• What the exercise asks:
Reproduce every line in the listing that contains the word "label".
:: Records for the task
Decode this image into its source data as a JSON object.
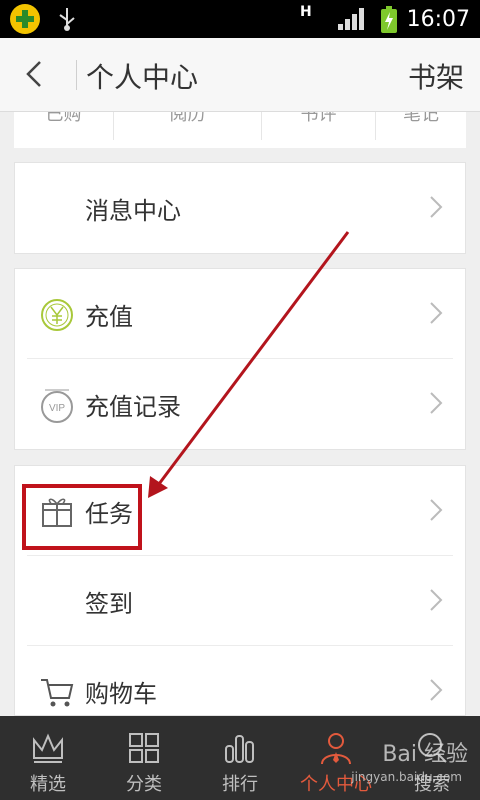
{
  "status_bar": {
    "time": "16:07",
    "network": "H"
  },
  "title_bar": {
    "title": "个人中心",
    "right_action": "书架"
  },
  "subtabs": [
    "已购",
    "阅历",
    "书评",
    "笔记"
  ],
  "menu": {
    "group1": [
      {
        "label": "消息中心"
      }
    ],
    "group2": [
      {
        "label": "充值"
      },
      {
        "label": "充值记录"
      }
    ],
    "group3": [
      {
        "label": "任务"
      },
      {
        "label": "签到"
      },
      {
        "label": "购物车"
      }
    ]
  },
  "bottom_nav": [
    {
      "label": "精选",
      "icon": "crown-icon"
    },
    {
      "label": "分类",
      "icon": "grid-icon"
    },
    {
      "label": "排行",
      "icon": "bar-chart-icon"
    },
    {
      "label": "个人中心",
      "icon": "person-icon",
      "active": true
    },
    {
      "label": "搜索",
      "icon": "search-icon"
    }
  ],
  "watermark": {
    "text": "Bai 经验",
    "sub": "jingyan.baidu.com"
  },
  "colors": {
    "highlight": "#c0121b",
    "accent": "#e35a3d",
    "nav_bg": "#2f2f2f"
  }
}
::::
• Task response:
        "label": "消息中心"
        "label": "充值"
        "label": "充值记录"
        "label": "任务"
        "label": "签到"
        "label": "购物车"
      "label": "精选",
      "label": "分类",
      "label": "排行",
      "label": "个人中心",
      "label": "搜索",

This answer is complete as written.